- [WHAT IS EXPECTED] What is needed is an exact copy of all the records.

* * * * * * * * *

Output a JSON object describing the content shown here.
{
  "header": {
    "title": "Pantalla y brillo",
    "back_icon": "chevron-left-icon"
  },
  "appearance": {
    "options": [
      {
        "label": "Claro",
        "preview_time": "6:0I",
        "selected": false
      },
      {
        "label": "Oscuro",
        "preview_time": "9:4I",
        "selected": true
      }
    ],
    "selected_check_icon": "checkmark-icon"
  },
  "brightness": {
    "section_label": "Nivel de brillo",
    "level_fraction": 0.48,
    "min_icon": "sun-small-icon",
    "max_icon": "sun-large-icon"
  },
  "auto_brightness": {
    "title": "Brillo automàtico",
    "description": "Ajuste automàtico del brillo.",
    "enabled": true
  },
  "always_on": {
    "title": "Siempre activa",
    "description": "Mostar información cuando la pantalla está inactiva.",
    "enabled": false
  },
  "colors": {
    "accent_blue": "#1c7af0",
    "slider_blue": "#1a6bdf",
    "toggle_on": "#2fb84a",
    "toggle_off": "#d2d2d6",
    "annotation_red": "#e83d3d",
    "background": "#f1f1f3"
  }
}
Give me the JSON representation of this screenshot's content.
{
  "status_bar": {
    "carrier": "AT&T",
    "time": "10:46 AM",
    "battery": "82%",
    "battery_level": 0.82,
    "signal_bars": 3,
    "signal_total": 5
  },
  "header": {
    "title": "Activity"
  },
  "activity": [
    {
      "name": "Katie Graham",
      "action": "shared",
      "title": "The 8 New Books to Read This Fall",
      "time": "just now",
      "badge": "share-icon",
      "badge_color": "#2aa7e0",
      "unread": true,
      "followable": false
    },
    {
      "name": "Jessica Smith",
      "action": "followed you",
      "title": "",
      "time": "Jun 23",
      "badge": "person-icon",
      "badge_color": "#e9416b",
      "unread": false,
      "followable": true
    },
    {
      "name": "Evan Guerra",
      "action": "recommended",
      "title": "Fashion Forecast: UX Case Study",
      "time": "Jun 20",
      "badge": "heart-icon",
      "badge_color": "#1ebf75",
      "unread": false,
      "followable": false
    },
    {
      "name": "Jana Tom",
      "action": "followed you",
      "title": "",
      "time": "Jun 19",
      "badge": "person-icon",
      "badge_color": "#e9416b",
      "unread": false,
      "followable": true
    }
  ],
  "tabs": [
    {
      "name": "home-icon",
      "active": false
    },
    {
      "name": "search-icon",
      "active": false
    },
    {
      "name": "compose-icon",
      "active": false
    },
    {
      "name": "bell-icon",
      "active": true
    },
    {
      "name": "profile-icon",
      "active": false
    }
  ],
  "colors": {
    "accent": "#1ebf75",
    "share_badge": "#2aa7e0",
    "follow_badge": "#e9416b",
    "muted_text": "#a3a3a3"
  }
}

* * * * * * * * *

- [TASK RESPONSE]
Output a JSON object describing the content shown here.
{
  "header": {
    "title": "Pantalla y brillo",
    "back_icon": "chevron-left-icon"
  },
  "appearance": {
    "options": [
      {
        "label": "Claro",
        "preview_time": "6:0I",
        "selected": false
      },
      {
        "label": "Oscuro",
        "preview_time": "9:4I",
        "selected": true
      }
    ],
    "selected_check_icon": "checkmark-icon"
  },
  "brightness": {
    "section_label": "Nivel de brillo",
    "level_fraction": 0.48,
    "min_icon": "sun-small-icon",
    "max_icon": "sun-large-icon"
  },
  "auto_brightness": {
    "title": "Brillo automàtico",
    "description": "Ajuste automàtico del brillo.",
    "enabled": true
  },
  "always_on": {
    "title": "Siempre activa",
    "description": "Mostar información cuando la pantalla está inactiva.",
    "enabled": false
  },
  "colors": {
    "accent_blue": "#1c7af0",
    "slider_blue": "#1a6bdf",
    "toggle_on": "#2fb84a",
    "toggle_off": "#d2d2d6",
    "annotation_red": "#e83d3d",
    "background": "#f1f1f3"
  }
}
Give me the JSON representation of this screenshot's content.
{
  "status_bar": {
    "carrier": "AT&T",
    "time": "10:46 AM",
    "battery": "82%",
    "battery_level": 0.82,
    "signal_bars": 3,
    "signal_total": 5
  },
  "header": {
    "title": "Activity"
  },
  "activity": [
    {
      "name": "Katie Graham",
      "action": "shared",
      "title": "The 8 New Books to Read This Fall",
      "time": "just now",
      "badge": "share-icon",
      "badge_color": "#2aa7e0",
      "unread": true,
      "followable": false
    },
    {
      "name": "Jessica Smith",
      "action": "followed you",
      "title": "",
      "time": "Jun 23",
      "badge": "person-icon",
      "badge_color": "#e9416b",
      "unread": false,
      "followable": true
    },
    {
      "name": "Evan Guerra",
      "action": "recommended",
      "title": "Fashion Forecast: UX Case Study",
      "time": "Jun 20",
      "badge": "heart-icon",
      "badge_color": "#1ebf75",
      "unread": false,
      "followable": false
    },
    {
      "name": "Jana Tom",
      "action": "followed you",
      "title": "",
      "time": "Jun 19",
      "badge": "person-icon",
      "badge_color": "#e9416b",
      "unread": false,
      "followable": true
    }
  ],
  "tabs": [
    {
      "name": "home-icon",
      "active": false
    },
    {
      "name": "search-icon",
      "active": false
    },
    {
      "name": "compose-icon",
      "active": false
    },
    {
      "name": "bell-icon",
      "active": true
    },
    {
      "name": "profile-icon",
      "active": false
    }
  ],
  "colors": {
    "accent": "#1ebf75",
    "share_badge": "#2aa7e0",
    "follow_badge": "#e9416b",
    "muted_text": "#a3a3a3"
  }
}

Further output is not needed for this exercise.